(and what does that have to do with violence against women)

"Neo-liberalism" is a set of economic policies that have become widespread during the last 25 years, often ascribed to ‘Reganomics’ under U.S President, Ronald Regan. Think Regan, Thatcher, Harris and Harper, leaders who ascribe to a neo-liberal agenda that includes the privatization of public services, defunding and austerity - all of which combine to press down on the most vulnerable people. Indigenous peoples and single moms with kids are our poorest citizens.

The effects can be clearly seen as the rich grow richer and the poor grow poorer. Neo-liberalism supports unregulated capitalism as the expression of a ‘free market’ that will self-regulate. The economic crash in 2008 revealed the widespread and ongoing corruption that has followed from neo-liberal ideology and unregulated capitalism. Neo-liberalism ignores gender inequality and social injustice and can be seen in policies that neutralize the language of gender based violence. See: and

The ecological framework (World Health Organization)

The ecological framework is based on evidence that no single factor can explain why some people or groups are at higher risk of interpersonal violence, while others are more protected from it. This framework views interpersonal violence as the outcome of interaction among many factors at four levels—the individual, the relationship, the community, and the societal.



Participants at the 2015 BBWON Fall Forum called again on VAWCCs to support our indigenous sisters and brothers in their demand for the national inquiry into missing and murdered indigenous women and also to support the Truth and Reconciliation recommendations specifically with tangible actions.
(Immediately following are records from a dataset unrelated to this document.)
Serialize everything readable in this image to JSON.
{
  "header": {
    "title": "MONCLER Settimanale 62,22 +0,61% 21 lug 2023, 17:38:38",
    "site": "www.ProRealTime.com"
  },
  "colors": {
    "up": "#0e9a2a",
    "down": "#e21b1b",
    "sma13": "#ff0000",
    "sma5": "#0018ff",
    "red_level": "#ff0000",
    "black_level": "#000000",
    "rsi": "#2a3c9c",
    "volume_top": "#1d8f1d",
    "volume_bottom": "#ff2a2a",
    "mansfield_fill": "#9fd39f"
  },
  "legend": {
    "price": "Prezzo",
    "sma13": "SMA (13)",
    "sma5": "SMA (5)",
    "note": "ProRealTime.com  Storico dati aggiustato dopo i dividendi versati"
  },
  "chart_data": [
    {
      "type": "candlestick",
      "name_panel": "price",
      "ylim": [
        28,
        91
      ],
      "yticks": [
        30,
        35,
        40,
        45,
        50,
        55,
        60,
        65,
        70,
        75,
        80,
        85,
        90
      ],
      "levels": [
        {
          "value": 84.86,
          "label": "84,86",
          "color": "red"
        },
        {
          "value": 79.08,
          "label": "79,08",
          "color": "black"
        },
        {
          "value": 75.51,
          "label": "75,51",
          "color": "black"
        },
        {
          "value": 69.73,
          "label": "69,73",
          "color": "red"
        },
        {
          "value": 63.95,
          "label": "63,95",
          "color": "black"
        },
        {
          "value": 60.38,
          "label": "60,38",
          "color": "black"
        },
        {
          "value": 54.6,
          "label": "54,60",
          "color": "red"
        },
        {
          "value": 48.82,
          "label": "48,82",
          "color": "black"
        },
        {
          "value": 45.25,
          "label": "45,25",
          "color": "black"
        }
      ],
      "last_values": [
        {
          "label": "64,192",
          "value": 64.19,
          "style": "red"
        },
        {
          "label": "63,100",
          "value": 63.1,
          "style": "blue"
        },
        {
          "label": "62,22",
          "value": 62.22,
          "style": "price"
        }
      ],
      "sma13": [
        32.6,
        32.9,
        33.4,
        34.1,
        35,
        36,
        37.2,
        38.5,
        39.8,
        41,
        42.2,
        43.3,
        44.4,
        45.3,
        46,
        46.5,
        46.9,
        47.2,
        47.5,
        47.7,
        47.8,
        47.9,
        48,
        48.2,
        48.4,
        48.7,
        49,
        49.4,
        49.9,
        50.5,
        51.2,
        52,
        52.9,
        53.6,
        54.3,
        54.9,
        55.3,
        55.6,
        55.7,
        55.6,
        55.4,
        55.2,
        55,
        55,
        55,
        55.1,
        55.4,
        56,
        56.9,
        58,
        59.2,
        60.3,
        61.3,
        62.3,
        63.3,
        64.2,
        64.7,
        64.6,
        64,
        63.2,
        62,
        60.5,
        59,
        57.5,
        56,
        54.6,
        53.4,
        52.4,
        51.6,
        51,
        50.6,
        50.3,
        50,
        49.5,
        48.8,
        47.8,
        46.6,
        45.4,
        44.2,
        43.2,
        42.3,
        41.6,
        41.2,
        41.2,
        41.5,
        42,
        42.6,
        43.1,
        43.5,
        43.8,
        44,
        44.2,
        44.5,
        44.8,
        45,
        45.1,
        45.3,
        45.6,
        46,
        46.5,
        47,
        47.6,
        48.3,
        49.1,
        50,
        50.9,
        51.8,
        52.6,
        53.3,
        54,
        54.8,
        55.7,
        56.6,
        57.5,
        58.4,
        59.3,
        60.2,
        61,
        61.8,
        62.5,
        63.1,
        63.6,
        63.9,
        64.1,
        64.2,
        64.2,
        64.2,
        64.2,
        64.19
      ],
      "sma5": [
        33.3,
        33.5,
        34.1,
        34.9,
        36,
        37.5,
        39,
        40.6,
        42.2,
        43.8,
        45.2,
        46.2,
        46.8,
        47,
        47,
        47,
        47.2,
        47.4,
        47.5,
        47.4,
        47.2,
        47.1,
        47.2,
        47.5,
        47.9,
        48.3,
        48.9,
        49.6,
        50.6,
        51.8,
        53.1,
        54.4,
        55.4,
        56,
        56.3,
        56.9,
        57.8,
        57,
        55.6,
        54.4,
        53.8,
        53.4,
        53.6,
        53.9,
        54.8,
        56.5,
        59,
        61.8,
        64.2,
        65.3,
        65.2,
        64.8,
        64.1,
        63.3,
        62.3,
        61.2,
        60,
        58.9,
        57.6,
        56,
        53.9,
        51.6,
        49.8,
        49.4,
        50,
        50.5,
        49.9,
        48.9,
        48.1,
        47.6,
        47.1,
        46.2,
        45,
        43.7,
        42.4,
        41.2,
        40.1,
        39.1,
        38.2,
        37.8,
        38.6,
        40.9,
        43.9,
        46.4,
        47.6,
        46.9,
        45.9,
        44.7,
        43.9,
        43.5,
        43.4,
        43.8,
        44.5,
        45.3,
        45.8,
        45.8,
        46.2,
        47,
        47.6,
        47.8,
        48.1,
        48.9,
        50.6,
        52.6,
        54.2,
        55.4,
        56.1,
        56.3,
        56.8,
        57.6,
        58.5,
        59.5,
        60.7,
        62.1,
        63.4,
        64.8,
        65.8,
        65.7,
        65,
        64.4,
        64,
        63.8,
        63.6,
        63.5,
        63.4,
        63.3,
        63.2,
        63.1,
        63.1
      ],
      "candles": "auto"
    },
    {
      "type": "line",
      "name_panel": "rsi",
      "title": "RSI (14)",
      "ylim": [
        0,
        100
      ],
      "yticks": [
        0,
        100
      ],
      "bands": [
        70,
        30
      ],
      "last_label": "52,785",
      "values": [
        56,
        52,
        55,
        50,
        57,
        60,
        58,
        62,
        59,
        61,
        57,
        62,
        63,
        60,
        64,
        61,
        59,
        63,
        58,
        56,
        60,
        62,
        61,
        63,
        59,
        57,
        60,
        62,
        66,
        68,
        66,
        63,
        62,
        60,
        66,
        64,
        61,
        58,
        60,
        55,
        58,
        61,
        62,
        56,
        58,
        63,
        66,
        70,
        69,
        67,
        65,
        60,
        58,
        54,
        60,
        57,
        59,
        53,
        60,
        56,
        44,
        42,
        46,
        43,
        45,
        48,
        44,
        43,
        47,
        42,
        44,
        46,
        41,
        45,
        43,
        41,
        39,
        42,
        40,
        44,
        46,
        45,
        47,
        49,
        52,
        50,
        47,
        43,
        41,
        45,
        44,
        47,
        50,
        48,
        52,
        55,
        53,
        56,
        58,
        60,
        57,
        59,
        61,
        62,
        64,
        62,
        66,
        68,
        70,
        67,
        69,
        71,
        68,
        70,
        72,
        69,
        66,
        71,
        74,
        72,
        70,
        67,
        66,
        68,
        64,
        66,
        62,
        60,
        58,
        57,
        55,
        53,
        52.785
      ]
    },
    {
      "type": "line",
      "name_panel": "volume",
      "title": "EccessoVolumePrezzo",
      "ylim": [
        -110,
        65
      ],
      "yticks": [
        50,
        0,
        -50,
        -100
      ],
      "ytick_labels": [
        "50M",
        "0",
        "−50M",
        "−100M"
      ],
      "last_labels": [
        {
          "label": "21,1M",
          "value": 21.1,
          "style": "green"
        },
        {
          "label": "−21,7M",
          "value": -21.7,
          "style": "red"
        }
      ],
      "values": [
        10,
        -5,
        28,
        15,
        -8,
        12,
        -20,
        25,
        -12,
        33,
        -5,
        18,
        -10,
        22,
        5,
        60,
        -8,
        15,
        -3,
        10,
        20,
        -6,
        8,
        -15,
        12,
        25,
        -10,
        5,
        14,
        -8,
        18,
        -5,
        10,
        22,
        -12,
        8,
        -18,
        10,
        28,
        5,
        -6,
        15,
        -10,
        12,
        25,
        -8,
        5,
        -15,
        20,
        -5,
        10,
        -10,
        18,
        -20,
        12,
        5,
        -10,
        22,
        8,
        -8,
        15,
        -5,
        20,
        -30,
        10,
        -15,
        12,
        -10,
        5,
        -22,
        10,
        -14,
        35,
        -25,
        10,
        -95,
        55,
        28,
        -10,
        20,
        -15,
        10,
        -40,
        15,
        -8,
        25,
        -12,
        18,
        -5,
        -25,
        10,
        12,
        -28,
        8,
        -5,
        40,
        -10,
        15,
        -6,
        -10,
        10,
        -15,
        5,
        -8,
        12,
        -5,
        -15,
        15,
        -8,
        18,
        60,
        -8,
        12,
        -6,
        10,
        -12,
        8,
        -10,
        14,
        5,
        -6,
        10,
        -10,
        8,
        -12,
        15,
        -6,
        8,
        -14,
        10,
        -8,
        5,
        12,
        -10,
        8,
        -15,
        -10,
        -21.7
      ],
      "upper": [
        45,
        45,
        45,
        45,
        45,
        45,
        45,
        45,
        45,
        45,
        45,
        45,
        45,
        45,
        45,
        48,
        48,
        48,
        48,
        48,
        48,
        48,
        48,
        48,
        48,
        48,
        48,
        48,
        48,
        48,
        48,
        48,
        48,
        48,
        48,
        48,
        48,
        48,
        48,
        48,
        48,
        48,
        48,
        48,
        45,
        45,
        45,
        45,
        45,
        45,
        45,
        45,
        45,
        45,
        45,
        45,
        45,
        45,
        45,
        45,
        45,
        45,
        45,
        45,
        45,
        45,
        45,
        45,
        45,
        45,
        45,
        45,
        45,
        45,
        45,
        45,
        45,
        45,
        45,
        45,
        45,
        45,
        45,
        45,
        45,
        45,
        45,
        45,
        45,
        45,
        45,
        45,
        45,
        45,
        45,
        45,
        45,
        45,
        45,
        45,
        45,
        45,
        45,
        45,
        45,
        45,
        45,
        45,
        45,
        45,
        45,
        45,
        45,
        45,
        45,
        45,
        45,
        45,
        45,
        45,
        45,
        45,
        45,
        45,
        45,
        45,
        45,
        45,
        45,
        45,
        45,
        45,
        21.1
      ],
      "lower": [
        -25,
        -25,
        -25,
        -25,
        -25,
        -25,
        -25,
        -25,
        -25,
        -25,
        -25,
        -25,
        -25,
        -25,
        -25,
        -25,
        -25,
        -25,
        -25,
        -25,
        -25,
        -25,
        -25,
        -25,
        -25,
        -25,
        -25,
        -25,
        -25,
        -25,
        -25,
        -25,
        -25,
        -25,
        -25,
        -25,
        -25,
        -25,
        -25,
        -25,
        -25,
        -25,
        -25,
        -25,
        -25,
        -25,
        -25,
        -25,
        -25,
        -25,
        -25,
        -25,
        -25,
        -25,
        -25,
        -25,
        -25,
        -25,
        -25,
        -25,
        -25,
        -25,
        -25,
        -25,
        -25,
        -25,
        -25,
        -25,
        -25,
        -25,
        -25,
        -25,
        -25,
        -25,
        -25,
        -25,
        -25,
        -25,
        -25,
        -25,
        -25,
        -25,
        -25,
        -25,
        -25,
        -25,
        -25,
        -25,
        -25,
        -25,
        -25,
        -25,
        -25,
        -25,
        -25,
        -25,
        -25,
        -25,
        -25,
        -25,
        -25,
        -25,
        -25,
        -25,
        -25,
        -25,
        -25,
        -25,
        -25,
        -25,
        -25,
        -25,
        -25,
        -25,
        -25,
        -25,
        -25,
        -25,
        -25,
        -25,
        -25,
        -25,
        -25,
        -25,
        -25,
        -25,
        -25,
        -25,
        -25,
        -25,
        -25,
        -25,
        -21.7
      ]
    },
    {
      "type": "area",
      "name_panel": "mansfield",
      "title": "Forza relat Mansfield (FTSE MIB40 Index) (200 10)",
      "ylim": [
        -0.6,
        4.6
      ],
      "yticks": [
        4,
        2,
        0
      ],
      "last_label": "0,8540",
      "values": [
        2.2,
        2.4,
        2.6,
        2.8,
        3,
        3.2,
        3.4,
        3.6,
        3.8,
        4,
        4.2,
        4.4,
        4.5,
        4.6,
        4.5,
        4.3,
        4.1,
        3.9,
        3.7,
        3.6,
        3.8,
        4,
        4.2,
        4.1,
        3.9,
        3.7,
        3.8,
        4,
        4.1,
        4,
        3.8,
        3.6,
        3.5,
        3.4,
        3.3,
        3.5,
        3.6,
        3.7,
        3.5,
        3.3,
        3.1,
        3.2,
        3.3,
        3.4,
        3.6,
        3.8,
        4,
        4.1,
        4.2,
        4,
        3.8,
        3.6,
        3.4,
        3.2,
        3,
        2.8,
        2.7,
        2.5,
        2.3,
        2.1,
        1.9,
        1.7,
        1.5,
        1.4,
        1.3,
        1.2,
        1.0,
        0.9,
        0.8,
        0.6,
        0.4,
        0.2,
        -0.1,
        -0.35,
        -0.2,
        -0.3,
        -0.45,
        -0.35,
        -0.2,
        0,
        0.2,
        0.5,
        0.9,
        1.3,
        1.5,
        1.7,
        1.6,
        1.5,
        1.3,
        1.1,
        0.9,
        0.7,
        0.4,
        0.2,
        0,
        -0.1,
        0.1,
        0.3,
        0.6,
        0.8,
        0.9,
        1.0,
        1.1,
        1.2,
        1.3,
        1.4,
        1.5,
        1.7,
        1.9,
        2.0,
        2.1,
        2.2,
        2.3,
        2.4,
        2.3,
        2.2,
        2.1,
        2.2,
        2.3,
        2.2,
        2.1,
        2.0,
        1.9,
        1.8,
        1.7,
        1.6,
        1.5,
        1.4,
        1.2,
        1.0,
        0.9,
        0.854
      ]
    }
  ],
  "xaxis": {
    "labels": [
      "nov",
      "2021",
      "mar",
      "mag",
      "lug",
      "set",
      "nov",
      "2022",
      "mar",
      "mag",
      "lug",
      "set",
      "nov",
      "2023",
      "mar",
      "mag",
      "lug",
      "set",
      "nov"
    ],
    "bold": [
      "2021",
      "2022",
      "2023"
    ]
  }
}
VAWCCs can take important steps to support these calls to action by educating ourselves and our member agencies. Every VAWCC member should be aware of the issues specific to our indigenous peoples. A PowerPoint presentation has been created for VAWCCs as an introduction to issues and links to resources. (hyper link to PPT)

The TRC Spent six years travelling Canada to hear from Aboriginal people taken from their families as children and placed in residential schools. Over 6000 witnesses and survivors told their stories.
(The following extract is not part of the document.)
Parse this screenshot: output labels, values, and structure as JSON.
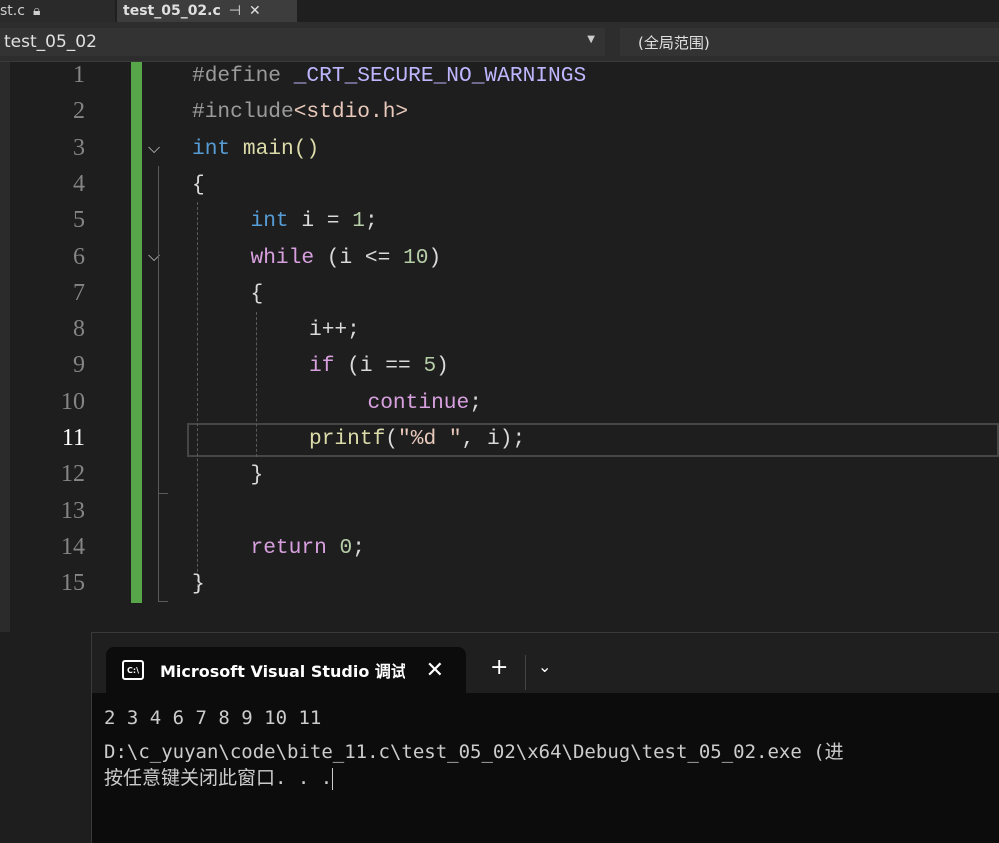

The focus on truth determination was intended to lay the foundation for reconciliation. Now that we know, what can we do?

  • Educate ourselves – understand our shared history
  • Build relationships in our communities
  • Respect-recognize traditional territories
  • Support Indigenous leadership
  • Participate and/or host Sisters In Spirit vigils on Oct 4
  • Support the Aboriginal VAW Strategic Framework
  • Invite local indigenous leaders to join VAWCCs